Which lines in the records below hold the word "legend"? Copy each of them.

(App and web page records)
-*-*-

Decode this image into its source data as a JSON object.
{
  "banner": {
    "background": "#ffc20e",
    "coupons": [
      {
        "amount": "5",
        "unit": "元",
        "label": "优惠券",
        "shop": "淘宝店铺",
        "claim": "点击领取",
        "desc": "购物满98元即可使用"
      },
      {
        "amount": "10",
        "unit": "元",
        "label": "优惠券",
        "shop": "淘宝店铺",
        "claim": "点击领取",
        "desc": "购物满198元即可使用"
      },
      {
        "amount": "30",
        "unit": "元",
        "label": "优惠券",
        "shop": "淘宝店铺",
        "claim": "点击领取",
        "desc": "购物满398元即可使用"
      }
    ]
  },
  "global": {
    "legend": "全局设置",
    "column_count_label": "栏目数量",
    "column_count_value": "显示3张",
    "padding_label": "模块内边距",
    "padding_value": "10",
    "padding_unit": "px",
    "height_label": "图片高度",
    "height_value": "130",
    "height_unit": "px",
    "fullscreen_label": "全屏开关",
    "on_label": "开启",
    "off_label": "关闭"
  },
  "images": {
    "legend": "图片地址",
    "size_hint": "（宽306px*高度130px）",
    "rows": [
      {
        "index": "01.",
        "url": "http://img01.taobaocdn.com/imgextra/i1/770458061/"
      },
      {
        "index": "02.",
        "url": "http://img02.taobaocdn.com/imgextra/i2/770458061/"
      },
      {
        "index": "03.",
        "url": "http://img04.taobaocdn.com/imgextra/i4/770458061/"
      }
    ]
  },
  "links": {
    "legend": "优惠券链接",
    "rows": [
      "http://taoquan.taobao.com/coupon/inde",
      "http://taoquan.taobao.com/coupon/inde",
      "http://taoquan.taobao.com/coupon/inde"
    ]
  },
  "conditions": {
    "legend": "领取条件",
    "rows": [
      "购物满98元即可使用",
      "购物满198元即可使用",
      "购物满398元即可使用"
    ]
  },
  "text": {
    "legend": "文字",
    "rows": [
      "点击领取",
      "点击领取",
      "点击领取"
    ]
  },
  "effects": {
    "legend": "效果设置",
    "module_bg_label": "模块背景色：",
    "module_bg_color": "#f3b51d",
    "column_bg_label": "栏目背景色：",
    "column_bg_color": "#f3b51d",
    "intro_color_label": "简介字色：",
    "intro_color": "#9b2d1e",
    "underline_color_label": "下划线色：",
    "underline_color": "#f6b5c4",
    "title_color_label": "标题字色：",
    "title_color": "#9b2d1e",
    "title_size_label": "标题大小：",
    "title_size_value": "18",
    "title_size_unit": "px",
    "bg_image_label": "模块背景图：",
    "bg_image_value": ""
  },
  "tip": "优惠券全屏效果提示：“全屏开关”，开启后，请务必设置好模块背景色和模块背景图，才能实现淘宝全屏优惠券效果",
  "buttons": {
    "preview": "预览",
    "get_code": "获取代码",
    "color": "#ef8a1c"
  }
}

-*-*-

## Task answer
    "legend": "全局设置",
    "legend": "图片地址",
    "legend": "优惠券链接",
    "legend": "领取条件",
    "legend": "文字",
    "legend": "效果设置",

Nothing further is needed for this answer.